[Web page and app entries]
::::::::
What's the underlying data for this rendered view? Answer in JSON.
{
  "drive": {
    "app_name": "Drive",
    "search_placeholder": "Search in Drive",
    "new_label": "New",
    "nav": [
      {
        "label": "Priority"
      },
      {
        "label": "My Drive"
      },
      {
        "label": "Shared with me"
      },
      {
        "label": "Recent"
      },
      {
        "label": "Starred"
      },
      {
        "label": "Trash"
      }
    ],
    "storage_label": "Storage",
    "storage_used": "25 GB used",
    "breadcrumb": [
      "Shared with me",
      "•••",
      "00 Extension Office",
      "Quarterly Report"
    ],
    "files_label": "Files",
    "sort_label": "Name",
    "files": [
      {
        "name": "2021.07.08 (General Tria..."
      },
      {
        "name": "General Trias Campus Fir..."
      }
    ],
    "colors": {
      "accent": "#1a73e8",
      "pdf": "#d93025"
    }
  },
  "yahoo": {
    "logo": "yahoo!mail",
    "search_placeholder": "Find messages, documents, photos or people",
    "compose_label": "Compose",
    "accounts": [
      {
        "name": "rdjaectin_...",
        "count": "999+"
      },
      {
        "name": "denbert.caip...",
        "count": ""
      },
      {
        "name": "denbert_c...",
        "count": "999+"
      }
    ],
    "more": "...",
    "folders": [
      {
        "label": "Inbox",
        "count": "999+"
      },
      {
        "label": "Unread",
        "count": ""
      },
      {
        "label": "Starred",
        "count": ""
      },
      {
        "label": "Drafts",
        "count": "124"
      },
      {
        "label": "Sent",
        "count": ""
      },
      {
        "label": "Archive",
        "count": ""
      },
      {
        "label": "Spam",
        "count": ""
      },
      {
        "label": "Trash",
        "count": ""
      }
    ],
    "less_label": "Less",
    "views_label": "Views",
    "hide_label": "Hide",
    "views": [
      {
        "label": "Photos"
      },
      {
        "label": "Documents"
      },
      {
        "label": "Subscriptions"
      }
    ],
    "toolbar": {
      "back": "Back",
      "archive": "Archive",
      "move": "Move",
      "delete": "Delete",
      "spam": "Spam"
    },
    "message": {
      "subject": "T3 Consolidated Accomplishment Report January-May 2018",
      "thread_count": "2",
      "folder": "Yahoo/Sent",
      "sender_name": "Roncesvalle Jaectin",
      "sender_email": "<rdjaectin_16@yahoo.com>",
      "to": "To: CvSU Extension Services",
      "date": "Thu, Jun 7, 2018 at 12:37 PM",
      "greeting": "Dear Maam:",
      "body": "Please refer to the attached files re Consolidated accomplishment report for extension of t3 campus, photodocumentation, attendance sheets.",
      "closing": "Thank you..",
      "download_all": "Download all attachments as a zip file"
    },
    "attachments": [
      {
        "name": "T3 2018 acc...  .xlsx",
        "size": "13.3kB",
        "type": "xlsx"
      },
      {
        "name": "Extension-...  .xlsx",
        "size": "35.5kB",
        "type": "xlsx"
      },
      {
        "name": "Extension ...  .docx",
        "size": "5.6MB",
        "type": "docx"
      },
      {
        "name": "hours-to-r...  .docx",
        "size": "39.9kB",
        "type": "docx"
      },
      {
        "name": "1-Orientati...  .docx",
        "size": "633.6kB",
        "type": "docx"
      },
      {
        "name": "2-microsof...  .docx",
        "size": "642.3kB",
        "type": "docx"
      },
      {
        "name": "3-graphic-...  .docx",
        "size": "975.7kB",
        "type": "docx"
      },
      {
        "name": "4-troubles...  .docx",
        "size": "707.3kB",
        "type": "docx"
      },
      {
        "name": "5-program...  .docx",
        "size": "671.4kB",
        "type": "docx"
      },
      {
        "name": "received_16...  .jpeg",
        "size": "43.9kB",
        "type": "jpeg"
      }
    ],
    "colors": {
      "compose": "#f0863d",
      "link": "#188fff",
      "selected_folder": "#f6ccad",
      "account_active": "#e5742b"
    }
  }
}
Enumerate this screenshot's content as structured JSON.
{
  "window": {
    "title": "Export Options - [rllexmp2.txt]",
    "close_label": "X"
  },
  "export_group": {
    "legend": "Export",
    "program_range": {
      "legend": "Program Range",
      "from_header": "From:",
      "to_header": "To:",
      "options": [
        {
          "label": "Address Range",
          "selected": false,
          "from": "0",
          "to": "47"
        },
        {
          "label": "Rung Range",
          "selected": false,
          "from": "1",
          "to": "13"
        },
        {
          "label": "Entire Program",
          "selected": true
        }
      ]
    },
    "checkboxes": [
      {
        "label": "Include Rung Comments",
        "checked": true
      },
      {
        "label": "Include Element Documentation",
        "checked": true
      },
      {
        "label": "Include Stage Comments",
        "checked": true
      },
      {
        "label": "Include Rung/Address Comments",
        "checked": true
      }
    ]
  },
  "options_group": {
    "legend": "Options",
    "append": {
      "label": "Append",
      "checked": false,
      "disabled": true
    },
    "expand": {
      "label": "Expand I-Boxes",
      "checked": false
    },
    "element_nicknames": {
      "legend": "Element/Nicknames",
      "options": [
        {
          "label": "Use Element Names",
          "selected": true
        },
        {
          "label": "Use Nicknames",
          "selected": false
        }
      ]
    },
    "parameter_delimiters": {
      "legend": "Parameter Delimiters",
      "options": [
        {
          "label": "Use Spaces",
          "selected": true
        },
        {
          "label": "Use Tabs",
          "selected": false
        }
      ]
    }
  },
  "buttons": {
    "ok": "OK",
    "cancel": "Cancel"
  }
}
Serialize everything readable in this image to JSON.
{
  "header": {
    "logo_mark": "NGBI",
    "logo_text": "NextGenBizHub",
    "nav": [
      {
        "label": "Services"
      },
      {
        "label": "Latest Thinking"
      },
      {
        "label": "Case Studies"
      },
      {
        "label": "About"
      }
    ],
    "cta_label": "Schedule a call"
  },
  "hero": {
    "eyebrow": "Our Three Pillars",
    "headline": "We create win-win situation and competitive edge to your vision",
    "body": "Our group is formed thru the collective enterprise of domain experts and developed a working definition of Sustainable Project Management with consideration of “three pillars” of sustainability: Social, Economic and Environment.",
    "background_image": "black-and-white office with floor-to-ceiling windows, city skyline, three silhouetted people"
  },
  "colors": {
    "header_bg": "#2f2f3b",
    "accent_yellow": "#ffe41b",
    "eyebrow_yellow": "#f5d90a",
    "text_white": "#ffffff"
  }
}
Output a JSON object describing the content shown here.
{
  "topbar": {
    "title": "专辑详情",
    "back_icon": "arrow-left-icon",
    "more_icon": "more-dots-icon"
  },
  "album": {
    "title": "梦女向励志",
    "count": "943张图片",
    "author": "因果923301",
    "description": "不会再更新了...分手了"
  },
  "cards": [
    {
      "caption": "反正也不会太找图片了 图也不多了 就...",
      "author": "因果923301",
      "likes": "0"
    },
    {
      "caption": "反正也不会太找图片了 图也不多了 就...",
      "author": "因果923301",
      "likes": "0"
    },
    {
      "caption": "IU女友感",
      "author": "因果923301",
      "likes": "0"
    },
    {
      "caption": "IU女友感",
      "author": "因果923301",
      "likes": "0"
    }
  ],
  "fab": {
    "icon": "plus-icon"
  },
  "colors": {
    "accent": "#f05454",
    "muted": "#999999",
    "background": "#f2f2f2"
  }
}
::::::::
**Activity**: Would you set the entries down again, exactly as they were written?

**Output of the exercise**:
What's the underlying data for this rendered view? Answer in JSON.
{
  "drive": {
    "app_name": "Drive",
    "search_placeholder": "Search in Drive",
    "new_label": "New",
    "nav": [
      {
        "label": "Priority"
      },
      {
        "label": "My Drive"
      },
      {
        "label": "Shared with me"
      },
      {
        "label": "Recent"
      },
      {
        "label": "Starred"
      },
      {
        "label": "Trash"
      }
    ],
    "storage_label": "Storage",
    "storage_used": "25 GB used",
    "breadcrumb": [
      "Shared with me",
      "•••",
      "00 Extension Office",
      "Quarterly Report"
    ],
    "files_label": "Files",
    "sort_label": "Name",
    "files": [
      {
        "name": "2021.07.08 (General Tria..."
      },
      {
        "name": "General Trias Campus Fir..."
      }
    ],
    "colors": {
      "accent": "#1a73e8",
      "pdf": "#d93025"
    }
  },
  "yahoo": {
    "logo": "yahoo!mail",
    "search_placeholder": "Find messages, documents, photos or people",
    "compose_label": "Compose",
    "accounts": [
      {
        "name": "rdjaectin_...",
        "count": "999+"
      },
      {
        "name": "denbert.caip...",
        "count": ""
      },
      {
        "name": "denbert_c...",
        "count": "999+"
      }
    ],
    "more": "...",
    "folders": [
      {
        "label": "Inbox",
        "count": "999+"
      },
      {
        "label": "Unread",
        "count": ""
      },
      {
        "label": "Starred",
        "count": ""
      },
      {
        "label": "Drafts",
        "count": "124"
      },
      {
        "label": "Sent",
        "count": ""
      },
      {
        "label": "Archive",
        "count": ""
      },
      {
        "label": "Spam",
        "count": ""
      },
      {
        "label": "Trash",
        "count": ""
      }
    ],
    "less_label": "Less",
    "views_label": "Views",
    "hide_label": "Hide",
    "views": [
      {
        "label": "Photos"
      },
      {
        "label": "Documents"
      },
      {
        "label": "Subscriptions"
      }
    ],
    "toolbar": {
      "back": "Back",
      "archive": "Archive",
      "move": "Move",
      "delete": "Delete",
      "spam": "Spam"
    },
    "message": {
      "subject": "T3 Consolidated Accomplishment Report January-May 2018",
      "thread_count": "2",
      "folder": "Yahoo/Sent",
      "sender_name": "Roncesvalle Jaectin",
      "sender_email": "<rdjaectin_16@yahoo.com>",
      "to": "To: CvSU Extension Services",
      "date": "Thu, Jun 7, 2018 at 12:37 PM",
      "greeting": "Dear Maam:",
      "body": "Please refer to the attached files re Consolidated accomplishment report for extension of t3 campus, photodocumentation, attendance sheets.",
      "closing": "Thank you..",
      "download_all": "Download all attachments as a zip file"
    },
    "attachments": [
      {
        "name": "T3 2018 acc...  .xlsx",
        "size": "13.3kB",
        "type": "xlsx"
      },
      {
        "name": "Extension-...  .xlsx",
        "size": "35.5kB",
        "type": "xlsx"
      },
      {
        "name": "Extension ...  .docx",
        "size": "5.6MB",
        "type": "docx"
      },
      {
        "name": "hours-to-r...  .docx",
        "size": "39.9kB",
        "type": "docx"
      },
      {
        "name": "1-Orientati...  .docx",
        "size": "633.6kB",
        "type": "docx"
      },
      {
        "name": "2-microsof...  .docx",
        "size": "642.3kB",
        "type": "docx"
      },
      {
        "name": "3-graphic-...  .docx",
        "size": "975.7kB",
        "type": "docx"
      },
      {
        "name": "4-troubles...  .docx",
        "size": "707.3kB",
        "type": "docx"
      },
      {
        "name": "5-program...  .docx",
        "size": "671.4kB",
        "type": "docx"
      },
      {
        "name": "received_16...  .jpeg",
        "size": "43.9kB",
        "type": "jpeg"
      }
    ],
    "colors": {
      "compose": "#f0863d",
      "link": "#188fff",
      "selected_folder": "#f6ccad",
      "account_active": "#e5742b"
    }
  }
}
Enumerate this screenshot's content as structured JSON.
{
  "window": {
    "title": "Export Options - [rllexmp2.txt]",
    "close_label": "X"
  },
  "export_group": {
    "legend": "Export",
    "program_range": {
      "legend": "Program Range",
      "from_header": "From:",
      "to_header": "To:",
      "options": [
        {
          "label": "Address Range",
          "selected": false,
          "from": "0",
          "to": "47"
        },
        {
          "label": "Rung Range",
          "selected": false,
          "from": "1",
          "to": "13"
        },
        {
          "label": "Entire Program",
          "selected": true
        }
      ]
    },
    "checkboxes": [
      {
        "label": "Include Rung Comments",
        "checked": true
      },
      {
        "label": "Include Element Documentation",
        "checked": true
      },
      {
        "label": "Include Stage Comments",
        "checked": true
      },
      {
        "label": "Include Rung/Address Comments",
        "checked": true
      }
    ]
  },
  "options_group": {
    "legend": "Options",
    "append": {
      "label": "Append",
      "checked": false,
      "disabled": true
    },
    "expand": {
      "label": "Expand I-Boxes",
      "checked": false
    },
    "element_nicknames": {
      "legend": "Element/Nicknames",
      "options": [
        {
          "label": "Use Element Names",
          "selected": true
        },
        {
          "label": "Use Nicknames",
          "selected": false
        }
      ]
    },
    "parameter_delimiters": {
      "legend": "Parameter Delimiters",
      "options": [
        {
          "label": "Use Spaces",
          "selected": true
        },
        {
          "label": "Use Tabs",
          "selected": false
        }
      ]
    }
  },
  "buttons": {
    "ok": "OK",
    "cancel": "Cancel"
  }
}
Serialize everything readable in this image to JSON.
{
  "header": {
    "logo_mark": "NGBI",
    "logo_text": "NextGenBizHub",
    "nav": [
      {
        "label": "Services"
      },
      {
        "label": "Latest Thinking"
      },
      {
        "label": "Case Studies"
      },
      {
        "label": "About"
      }
    ],
    "cta_label": "Schedule a call"
  },
  "hero": {
    "eyebrow": "Our Three Pillars",
    "headline": "We create win-win situation and competitive edge to your vision",
    "body": "Our group is formed thru the collective enterprise of domain experts and developed a working definition of Sustainable Project Management with consideration of “three pillars” of sustainability: Social, Economic and Environment.",
    "background_image": "black-and-white office with floor-to-ceiling windows, city skyline, three silhouetted people"
  },
  "colors": {
    "header_bg": "#2f2f3b",
    "accent_yellow": "#ffe41b",
    "eyebrow_yellow": "#f5d90a",
    "text_white": "#ffffff"
  }
}
Output a JSON object describing the content shown here.
{
  "topbar": {
    "title": "专辑详情",
    "back_icon": "arrow-left-icon",
    "more_icon": "more-dots-icon"
  },
  "album": {
    "title": "梦女向励志",
    "count": "943张图片",
    "author": "因果923301",
    "description": "不会再更新了...分手了"
  },
  "cards": [
    {
      "caption": "反正也不会太找图片了 图也不多了 就...",
      "author": "因果923301",
      "likes": "0"
    },
    {
      "caption": "反正也不会太找图片了 图也不多了 就...",
      "author": "因果923301",
      "likes": "0"
    },
    {
      "caption": "IU女友感",
      "author": "因果923301",
      "likes": "0"
    },
    {
      "caption": "IU女友感",
      "author": "因果923301",
      "likes": "0"
    }
  ],
  "fab": {
    "icon": "plus-icon"
  },
  "colors": {
    "accent": "#f05454",
    "muted": "#999999",
    "background": "#f2f2f2"
  }
}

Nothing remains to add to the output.